Small Businesses Often Violate Federal Employment Laws - How to keep Your Company Out of Court
One of the most complicated aspects of starting and running a business is remaining compliant with the law, especially employment laws. A 2011 survey conducted by the HR Policy Association revealed that approximately 56 percent of employers surveyed had been sued for Fair Labor Standards Act (FLSA) violations, and nearly 27 percent of them had been sued more than once. Below are some tips to keep your small business out of court, although it may also be a good idea to invest in an HR representative or legal counsel that can advise you on the nuances of the employment law.
1. Pre-dispute arbitration program
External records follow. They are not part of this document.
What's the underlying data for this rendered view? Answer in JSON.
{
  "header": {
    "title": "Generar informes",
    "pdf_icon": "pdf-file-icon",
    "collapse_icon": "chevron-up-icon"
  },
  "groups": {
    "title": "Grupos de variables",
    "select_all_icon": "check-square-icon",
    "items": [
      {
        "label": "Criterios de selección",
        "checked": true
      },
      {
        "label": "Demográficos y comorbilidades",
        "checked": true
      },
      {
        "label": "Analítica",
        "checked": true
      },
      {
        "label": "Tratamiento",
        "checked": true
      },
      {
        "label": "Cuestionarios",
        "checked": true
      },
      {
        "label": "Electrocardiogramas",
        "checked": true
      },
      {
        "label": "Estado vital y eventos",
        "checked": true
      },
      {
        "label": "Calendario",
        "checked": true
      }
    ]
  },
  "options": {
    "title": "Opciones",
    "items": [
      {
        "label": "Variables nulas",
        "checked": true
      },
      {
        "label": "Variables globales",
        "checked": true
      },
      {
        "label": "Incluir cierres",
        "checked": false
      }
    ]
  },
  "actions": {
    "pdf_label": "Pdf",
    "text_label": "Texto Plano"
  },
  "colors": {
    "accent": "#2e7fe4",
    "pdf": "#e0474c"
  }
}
This is legalese for a contract in which you and your employee agree to resolve disputes in binding arbitration, not in court. The contract should be clearly fair to all parties involved and can be worded to include almost any circumstance. The goal here is to try to mediate any disputes before they become formal arbitrations, and they can even be drafted to include a waiver of class action or other multi-plaintiff suits.
Regularly review exempt and nonexempt classifications, compensation plans, work hour policies, and overtime policy and calculations. Ensure that you are properly implementing your policies, and that they are compliant with the FLSA to begin with.
3. Proper classifications
The two primary types of employee misclassifications are wrongfully classifying an employee as an independent contractor or intern, and wrongfully classifying a worker as exempt from minimum wage and hour payments. The most common type of incorrect exemptions are so called “white collar” exemptions. This requires exempt administrative, executive, and professional employees to be paid on salary basis.
You may think that this means that the employee gets a set salary every week or biweekly, but there’s more to it than that. Additionally, the exempt employee must earn at least $455 per week and that amount cannot be reduced or withheld based on either quantity or quality of the employee’s work.
4. Compensable hours
The job description might say 9-5, but you still have to take into account all of the hours an employee worked and provide the proper compensation to stay compliant with minimum wage and overtime requirements, which also includes lunch breaks. Although the FSLA doesn’t mandate that lunch breaks are offered, it does state that employees be paid for lunch breaks that are offered unless they run for more than 30 minutes. This means that during those 30 minutes, an employee is completely relieved from all work duties; otherwise, you can’t deduct that time from the employee’s check.
5. Address complaints
Employers get blindsided by lawsuits because they are often ignorant of the complaints and problems leading up to the “sudden” suit. Train your managers and supervisors to pay attention to employee complaints, especially those pertaining to FSLA violations. Also, establish a culture in which employees feel comfortable asking questions and airing grievances, and address their needs immediately.